◆ **Goal of the exercise**: Please work out how many lines in the records below include the word "title", and reply with that number only.

◆ **Data shown**:

Content starts

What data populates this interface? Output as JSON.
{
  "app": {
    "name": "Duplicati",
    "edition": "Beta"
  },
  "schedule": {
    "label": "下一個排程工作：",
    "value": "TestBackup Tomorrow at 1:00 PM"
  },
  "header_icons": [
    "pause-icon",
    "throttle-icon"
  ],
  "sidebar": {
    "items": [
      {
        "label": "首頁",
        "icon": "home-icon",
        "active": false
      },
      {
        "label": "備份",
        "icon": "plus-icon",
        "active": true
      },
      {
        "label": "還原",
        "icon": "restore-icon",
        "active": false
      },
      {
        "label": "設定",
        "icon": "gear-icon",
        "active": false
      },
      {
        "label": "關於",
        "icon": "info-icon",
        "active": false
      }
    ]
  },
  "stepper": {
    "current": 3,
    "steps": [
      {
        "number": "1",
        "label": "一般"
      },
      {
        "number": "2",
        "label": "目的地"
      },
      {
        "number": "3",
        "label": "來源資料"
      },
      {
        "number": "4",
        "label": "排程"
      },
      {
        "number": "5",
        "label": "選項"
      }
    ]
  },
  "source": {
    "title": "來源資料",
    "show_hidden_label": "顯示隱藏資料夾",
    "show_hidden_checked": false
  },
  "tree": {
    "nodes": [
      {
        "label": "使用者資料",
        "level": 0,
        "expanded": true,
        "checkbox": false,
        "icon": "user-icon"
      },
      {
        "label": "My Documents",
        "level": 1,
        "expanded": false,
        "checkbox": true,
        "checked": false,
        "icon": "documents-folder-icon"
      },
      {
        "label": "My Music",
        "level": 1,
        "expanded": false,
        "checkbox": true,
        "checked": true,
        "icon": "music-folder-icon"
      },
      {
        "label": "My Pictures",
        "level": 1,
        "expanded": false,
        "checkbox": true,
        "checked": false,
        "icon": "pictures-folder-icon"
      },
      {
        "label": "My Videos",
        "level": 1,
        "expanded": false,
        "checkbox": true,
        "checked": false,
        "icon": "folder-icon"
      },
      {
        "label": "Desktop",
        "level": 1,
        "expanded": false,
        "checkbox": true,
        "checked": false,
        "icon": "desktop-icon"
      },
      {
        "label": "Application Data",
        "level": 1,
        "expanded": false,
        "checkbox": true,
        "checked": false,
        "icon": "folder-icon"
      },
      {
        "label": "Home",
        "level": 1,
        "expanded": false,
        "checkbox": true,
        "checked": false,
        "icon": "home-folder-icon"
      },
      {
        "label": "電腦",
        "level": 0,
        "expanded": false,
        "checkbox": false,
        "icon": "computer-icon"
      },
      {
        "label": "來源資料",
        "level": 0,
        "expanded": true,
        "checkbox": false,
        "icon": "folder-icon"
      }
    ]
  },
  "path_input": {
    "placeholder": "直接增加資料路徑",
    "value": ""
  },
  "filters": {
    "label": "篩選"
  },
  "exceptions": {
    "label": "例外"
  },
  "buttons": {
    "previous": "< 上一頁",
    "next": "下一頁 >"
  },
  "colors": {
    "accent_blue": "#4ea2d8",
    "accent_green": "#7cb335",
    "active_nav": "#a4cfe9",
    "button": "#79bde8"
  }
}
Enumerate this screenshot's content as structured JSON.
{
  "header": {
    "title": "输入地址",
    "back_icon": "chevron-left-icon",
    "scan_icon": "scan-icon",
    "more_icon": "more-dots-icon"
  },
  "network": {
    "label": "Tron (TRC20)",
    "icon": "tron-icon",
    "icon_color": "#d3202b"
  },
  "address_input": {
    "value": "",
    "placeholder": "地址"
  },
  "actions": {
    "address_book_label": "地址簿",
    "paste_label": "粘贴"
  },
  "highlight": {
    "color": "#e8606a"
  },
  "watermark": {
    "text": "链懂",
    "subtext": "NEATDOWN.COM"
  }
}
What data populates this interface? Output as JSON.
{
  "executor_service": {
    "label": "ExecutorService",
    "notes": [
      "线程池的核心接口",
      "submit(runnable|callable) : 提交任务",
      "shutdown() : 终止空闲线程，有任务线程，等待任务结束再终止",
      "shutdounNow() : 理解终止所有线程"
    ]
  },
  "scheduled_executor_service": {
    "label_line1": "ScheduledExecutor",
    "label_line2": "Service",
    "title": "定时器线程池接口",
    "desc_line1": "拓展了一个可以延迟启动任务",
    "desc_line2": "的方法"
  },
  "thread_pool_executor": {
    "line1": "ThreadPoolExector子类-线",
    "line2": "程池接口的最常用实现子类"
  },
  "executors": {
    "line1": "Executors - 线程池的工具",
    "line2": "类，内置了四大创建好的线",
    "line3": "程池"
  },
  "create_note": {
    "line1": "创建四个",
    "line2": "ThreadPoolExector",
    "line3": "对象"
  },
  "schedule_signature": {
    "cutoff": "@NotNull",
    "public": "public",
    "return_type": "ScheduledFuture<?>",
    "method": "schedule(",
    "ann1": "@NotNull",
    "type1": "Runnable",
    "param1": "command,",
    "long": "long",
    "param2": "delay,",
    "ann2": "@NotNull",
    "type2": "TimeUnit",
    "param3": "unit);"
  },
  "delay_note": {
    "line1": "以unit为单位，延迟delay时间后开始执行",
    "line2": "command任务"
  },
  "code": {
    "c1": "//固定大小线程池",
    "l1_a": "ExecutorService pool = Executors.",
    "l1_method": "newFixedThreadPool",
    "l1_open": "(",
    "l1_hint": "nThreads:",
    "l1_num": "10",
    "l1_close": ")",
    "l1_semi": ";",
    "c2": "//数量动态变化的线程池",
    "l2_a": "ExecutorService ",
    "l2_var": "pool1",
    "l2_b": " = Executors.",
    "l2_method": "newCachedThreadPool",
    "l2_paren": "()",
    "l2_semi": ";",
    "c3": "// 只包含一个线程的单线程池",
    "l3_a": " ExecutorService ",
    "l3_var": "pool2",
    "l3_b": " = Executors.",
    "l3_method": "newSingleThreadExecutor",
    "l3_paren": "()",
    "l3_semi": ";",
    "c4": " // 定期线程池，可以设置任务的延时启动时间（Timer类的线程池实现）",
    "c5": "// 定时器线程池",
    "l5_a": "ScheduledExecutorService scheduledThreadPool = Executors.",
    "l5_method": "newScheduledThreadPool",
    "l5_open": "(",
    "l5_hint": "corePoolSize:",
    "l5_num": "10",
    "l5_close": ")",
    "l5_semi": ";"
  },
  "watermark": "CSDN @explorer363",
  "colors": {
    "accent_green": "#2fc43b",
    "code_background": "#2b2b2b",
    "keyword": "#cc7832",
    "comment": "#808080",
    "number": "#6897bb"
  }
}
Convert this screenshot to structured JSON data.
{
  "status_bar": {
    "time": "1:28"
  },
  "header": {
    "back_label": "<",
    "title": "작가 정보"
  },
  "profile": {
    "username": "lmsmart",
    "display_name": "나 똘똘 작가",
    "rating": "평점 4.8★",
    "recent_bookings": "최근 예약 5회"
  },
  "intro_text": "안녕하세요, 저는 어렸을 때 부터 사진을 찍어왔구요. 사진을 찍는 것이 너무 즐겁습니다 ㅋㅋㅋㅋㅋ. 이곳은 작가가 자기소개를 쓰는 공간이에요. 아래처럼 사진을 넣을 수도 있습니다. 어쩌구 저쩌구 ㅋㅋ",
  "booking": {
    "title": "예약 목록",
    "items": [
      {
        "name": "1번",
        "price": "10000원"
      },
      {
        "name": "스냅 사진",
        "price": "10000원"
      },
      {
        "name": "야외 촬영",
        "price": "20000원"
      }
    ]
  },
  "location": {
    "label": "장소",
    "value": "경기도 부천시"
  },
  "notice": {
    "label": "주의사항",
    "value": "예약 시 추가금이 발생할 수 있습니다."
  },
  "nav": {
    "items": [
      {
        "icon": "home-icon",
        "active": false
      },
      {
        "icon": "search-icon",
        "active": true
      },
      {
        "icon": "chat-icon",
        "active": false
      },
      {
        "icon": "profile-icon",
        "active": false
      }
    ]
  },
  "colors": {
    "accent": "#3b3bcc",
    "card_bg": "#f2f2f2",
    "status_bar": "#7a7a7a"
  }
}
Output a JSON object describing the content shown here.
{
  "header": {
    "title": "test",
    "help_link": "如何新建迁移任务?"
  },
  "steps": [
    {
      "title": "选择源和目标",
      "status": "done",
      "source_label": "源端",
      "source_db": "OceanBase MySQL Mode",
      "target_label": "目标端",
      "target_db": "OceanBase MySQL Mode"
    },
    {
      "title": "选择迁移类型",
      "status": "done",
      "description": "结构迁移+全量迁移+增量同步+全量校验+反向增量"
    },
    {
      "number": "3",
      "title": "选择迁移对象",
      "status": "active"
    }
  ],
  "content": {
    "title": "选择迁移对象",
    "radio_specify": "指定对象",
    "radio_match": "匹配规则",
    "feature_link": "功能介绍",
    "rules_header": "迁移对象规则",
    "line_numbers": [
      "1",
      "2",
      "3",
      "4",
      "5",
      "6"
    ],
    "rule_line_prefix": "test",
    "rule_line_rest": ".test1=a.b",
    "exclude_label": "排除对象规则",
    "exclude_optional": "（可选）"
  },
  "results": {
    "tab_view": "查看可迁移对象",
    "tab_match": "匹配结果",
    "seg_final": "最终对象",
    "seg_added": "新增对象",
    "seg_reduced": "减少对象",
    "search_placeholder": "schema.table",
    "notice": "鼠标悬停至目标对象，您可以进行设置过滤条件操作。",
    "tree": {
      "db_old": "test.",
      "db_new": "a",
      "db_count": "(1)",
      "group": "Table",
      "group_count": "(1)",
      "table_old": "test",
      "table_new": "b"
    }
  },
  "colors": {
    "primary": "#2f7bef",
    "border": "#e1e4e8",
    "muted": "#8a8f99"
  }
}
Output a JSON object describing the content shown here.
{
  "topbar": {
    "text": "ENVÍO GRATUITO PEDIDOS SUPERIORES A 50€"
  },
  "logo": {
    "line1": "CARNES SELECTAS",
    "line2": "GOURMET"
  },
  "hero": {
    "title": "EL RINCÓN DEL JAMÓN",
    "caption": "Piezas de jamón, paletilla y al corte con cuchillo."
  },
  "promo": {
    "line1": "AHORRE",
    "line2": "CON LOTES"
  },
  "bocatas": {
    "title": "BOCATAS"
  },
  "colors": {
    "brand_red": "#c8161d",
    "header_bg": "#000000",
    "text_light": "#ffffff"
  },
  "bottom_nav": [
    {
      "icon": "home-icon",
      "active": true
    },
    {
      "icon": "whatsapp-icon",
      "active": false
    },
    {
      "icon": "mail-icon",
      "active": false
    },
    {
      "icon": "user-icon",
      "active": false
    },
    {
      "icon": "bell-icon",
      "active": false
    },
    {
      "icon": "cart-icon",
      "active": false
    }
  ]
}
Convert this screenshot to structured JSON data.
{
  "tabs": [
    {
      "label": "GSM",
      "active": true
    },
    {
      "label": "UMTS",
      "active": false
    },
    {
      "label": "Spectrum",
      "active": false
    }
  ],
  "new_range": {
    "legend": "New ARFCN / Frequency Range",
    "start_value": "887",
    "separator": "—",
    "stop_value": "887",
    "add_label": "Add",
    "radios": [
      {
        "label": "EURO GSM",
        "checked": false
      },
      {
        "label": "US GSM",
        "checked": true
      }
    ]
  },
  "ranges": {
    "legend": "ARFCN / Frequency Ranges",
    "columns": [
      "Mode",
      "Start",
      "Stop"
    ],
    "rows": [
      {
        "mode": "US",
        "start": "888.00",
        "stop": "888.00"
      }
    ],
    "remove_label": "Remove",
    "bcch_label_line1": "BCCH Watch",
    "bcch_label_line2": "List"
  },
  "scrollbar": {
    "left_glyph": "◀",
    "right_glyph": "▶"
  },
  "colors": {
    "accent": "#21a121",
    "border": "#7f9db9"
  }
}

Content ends

◆ **Response for this exercise**: 12